● Records to process

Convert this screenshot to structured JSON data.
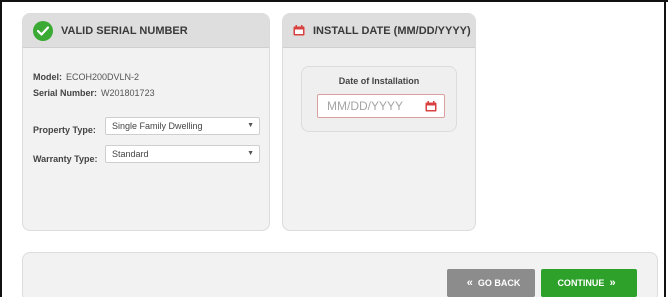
{
  "serial_panel": {
    "title": "VALID SERIAL NUMBER",
    "model_label": "Model:",
    "model_value": "ECOH200DVLN-2",
    "serial_label": "Serial Number:",
    "serial_value": "W201801723",
    "property_type_label": "Property Type:",
    "property_type_value": "Single Family Dwelling",
    "warranty_type_label": "Warranty Type:",
    "warranty_type_value": "Standard"
  },
  "install_panel": {
    "title": "INSTALL DATE (MM/DD/YYYY)",
    "date_card_title": "Date of Installation",
    "date_placeholder": "MM/DD/YYYY"
  },
  "footer": {
    "go_back_label": "GO BACK",
    "continue_label": "CONTINUE",
    "go_back_chevron": "«",
    "continue_chevron": "»"
  },
  "icons": {
    "check": "check-circle-icon",
    "calendar": "calendar-icon",
    "dropdown": "chevron-down-icon"
  },
  "colors": {
    "success_green": "#3aaa35",
    "continue_green": "#2ea12a",
    "go_back_gray": "#8c8c8c",
    "calendar_red": "#d9413f"
  }
}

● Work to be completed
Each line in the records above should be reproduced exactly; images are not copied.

● Solution to this exercise
Convert this screenshot to structured JSON data.
{
  "serial_panel": {
    "title": "VALID SERIAL NUMBER",
    "model_label": "Model:",
    "model_value": "ECOH200DVLN-2",
    "serial_label": "Serial Number:",
    "serial_value": "W201801723",
    "property_type_label": "Property Type:",
    "property_type_value": "Single Family Dwelling",
    "warranty_type_label": "Warranty Type:",
    "warranty_type_value": "Standard"
  },
  "install_panel": {
    "title": "INSTALL DATE (MM/DD/YYYY)",
    "date_card_title": "Date of Installation",
    "date_placeholder": "MM/DD/YYYY"
  },
  "footer": {
    "go_back_label": "GO BACK",
    "continue_label": "CONTINUE",
    "go_back_chevron": "«",
    "continue_chevron": "»"
  },
  "icons": {
    "check": "check-circle-icon",
    "calendar": "calendar-icon",
    "dropdown": "chevron-down-icon"
  },
  "colors": {
    "success_green": "#3aaa35",
    "continue_green": "#2ea12a",
    "go_back_gray": "#8c8c8c",
    "calendar_red": "#d9413f"
  }
}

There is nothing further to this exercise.